That source is Google itself and it's given us more information than ever with relation to what the Pixel Watch 2 will offer up once it does officially break cover. Much of that information is right on par with what we might have expected, and that isn't necessarily a bad thing.

Codename Eos

The leak itself comes via the Google Play Console with 9to5Google spotting the arrival of Eos, the codename for Pixel Watch 2. That just backs up the belief that Eos is indeed the next-generation Google wearable as does the specification listed alongside it.

In terms of the specifications found, the report notes that "Google is switching from the outdated Exynos 9110 in the first Pixel Watch to a Snapdragon W5 series chip in this new Pixel Watch 2." The chip is listed as being a Qualcomm SW5100, while it's set to be joined by 2GB of RAM as was the case with the original Pixel Watch.

The specs continue. It appears the Pixel Watch 2 will use the same 384×384 resolution with 320ppi screen density, so don't expect any big display improvements here.

When it comes to software, Android 13 is listed which suggests that Wear OS 4 is the wearable operating system that will be responsible for keeping the Pixel Watch 2 ticking long, loading apps, and handling notifications and whatnot. 9to5Google also points out that it "found evidence that Pixel Watch 2 will support Wear OS 4’s new “backup” feature, which also comes as no surprise as it’s one of the key upgrades of Wear OS 4."

What else? Well, we are already expecting the Pixel Watch 2 to look similar to its predecessor, but it seems that Google has simply resued its Pixel Watch graphic for the Eos entry so there isn't an awful lot to learn from it, unfortunately.

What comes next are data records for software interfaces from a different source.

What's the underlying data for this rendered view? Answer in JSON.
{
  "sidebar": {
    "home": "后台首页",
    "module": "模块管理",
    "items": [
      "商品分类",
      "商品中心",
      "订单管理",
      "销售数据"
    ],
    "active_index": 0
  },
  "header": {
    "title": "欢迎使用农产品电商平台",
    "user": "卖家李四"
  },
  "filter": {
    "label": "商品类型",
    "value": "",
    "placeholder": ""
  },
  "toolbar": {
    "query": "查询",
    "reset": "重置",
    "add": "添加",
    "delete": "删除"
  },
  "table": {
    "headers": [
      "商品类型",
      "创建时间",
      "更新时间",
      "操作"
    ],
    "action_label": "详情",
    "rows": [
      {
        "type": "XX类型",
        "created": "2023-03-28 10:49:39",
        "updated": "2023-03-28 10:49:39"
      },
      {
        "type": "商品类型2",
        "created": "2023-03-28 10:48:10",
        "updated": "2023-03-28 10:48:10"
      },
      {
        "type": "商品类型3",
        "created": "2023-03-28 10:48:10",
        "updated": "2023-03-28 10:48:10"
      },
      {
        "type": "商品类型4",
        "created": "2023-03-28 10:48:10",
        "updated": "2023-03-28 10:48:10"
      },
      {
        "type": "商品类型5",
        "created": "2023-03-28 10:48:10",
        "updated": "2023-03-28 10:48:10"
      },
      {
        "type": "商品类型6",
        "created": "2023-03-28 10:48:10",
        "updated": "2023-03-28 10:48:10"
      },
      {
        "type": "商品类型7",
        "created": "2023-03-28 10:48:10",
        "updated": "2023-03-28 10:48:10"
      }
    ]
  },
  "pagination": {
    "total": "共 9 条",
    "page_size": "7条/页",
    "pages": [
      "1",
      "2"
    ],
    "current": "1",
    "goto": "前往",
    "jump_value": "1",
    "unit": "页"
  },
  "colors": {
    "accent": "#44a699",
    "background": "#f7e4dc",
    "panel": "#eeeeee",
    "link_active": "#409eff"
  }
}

We're still waiting for other concrete information such as an announcement date and how much the new wearable will cost, nor do we know of any fancy new features. But with October edging ever closer it's only a matter of time before that changes.